# Exercise aim
Scan the entries below for lines holding "your". Give the number of such lines alone.

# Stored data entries
- - -

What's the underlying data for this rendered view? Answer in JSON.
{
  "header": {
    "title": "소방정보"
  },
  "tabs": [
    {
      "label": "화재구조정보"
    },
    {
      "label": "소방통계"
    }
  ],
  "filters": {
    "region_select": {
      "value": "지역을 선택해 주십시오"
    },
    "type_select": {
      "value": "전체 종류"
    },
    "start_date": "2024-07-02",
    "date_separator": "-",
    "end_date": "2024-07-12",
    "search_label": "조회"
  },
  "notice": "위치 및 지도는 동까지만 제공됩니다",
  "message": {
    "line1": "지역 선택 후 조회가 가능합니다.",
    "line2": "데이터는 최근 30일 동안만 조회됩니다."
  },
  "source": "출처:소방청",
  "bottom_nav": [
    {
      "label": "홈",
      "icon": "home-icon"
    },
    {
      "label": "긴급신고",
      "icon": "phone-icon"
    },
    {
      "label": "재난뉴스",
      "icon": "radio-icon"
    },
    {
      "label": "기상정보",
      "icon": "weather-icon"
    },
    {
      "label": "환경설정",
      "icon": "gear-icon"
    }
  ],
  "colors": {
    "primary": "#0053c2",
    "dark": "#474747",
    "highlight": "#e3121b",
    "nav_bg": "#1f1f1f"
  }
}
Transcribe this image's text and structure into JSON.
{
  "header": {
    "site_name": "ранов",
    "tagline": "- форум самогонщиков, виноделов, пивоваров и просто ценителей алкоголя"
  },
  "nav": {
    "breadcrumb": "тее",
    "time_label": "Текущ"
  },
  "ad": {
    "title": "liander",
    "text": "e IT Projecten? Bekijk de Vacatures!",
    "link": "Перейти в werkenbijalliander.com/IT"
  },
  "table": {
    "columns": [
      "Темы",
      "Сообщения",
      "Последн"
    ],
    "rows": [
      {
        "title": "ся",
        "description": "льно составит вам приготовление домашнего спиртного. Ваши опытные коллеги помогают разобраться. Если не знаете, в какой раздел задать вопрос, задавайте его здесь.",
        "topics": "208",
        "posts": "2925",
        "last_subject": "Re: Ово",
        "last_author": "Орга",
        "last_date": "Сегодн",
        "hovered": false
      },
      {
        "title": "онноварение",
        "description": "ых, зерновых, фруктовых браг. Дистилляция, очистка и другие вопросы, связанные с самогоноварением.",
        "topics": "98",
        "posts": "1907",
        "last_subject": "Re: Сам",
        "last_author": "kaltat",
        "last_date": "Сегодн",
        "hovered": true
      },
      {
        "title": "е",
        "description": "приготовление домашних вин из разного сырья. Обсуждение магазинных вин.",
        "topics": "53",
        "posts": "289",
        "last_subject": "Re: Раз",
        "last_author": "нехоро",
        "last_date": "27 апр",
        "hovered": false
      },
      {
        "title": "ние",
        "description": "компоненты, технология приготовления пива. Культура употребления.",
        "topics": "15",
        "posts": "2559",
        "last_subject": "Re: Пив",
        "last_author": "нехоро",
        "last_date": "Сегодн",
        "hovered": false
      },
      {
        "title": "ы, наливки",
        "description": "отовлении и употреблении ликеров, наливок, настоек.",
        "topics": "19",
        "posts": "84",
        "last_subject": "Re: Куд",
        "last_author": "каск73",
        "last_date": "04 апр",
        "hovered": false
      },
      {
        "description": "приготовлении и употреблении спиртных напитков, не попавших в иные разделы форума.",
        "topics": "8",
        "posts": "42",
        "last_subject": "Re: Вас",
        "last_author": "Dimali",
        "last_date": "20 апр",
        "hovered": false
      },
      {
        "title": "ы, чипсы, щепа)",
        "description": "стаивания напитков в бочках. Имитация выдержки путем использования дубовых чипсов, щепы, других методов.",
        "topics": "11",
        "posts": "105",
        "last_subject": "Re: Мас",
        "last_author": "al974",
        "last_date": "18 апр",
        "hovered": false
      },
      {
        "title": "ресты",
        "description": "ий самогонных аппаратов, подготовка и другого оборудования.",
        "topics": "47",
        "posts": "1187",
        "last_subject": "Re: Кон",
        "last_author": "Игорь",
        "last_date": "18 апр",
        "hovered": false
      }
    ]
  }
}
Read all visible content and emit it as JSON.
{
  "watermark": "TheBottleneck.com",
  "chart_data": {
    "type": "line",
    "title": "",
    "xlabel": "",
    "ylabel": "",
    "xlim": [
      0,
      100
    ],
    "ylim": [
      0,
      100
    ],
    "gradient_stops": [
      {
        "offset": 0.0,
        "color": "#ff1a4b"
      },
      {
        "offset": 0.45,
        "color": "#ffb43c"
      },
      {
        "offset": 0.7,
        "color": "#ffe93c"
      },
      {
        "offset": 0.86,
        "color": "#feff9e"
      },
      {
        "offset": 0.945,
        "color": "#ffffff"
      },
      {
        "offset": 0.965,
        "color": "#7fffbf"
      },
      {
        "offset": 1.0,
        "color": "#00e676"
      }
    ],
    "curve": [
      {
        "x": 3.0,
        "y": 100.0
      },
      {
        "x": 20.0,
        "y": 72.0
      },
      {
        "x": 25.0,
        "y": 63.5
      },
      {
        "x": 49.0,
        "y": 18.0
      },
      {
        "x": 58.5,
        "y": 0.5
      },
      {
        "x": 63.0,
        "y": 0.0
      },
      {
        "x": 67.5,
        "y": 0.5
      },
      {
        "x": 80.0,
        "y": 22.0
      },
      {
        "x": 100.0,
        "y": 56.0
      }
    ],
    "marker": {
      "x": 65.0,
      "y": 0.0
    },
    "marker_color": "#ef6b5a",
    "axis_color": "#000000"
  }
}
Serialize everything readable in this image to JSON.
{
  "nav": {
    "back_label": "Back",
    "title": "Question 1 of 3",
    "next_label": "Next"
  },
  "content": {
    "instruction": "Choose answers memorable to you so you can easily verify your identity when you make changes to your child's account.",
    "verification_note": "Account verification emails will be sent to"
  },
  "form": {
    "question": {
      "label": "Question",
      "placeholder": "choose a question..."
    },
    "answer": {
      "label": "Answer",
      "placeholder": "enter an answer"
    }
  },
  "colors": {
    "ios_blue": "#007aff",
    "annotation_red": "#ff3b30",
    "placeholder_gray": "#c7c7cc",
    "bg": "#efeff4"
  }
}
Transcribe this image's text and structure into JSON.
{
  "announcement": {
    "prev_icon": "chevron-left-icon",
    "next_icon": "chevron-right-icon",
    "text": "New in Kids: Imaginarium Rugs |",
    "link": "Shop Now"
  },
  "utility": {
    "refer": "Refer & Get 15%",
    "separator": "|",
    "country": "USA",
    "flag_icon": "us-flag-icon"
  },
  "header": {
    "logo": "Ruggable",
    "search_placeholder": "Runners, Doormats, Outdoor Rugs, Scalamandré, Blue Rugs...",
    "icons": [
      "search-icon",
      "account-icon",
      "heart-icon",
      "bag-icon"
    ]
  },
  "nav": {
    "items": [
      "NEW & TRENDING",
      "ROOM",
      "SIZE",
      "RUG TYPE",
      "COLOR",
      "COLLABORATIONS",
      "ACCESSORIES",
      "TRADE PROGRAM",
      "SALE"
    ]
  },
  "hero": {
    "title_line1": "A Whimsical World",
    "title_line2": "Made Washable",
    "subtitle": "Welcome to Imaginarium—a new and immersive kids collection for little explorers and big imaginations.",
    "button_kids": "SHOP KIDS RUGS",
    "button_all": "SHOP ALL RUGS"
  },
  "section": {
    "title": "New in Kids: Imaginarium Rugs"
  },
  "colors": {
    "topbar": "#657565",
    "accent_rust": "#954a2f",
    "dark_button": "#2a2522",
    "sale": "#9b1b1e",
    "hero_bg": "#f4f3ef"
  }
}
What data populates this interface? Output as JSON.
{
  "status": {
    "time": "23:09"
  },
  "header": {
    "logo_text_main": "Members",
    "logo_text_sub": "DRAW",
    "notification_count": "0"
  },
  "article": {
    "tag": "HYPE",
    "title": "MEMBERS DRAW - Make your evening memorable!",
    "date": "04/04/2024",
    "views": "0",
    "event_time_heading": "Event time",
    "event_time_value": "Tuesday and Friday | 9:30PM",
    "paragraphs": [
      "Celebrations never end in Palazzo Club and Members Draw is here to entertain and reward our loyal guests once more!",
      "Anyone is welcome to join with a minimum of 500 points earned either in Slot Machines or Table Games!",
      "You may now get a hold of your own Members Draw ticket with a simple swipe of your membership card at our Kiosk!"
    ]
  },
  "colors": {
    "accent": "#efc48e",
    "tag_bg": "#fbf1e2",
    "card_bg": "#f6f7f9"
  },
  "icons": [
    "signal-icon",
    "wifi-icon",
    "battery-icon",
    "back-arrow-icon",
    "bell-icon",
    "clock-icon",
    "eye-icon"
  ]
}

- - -

# Result for this task
3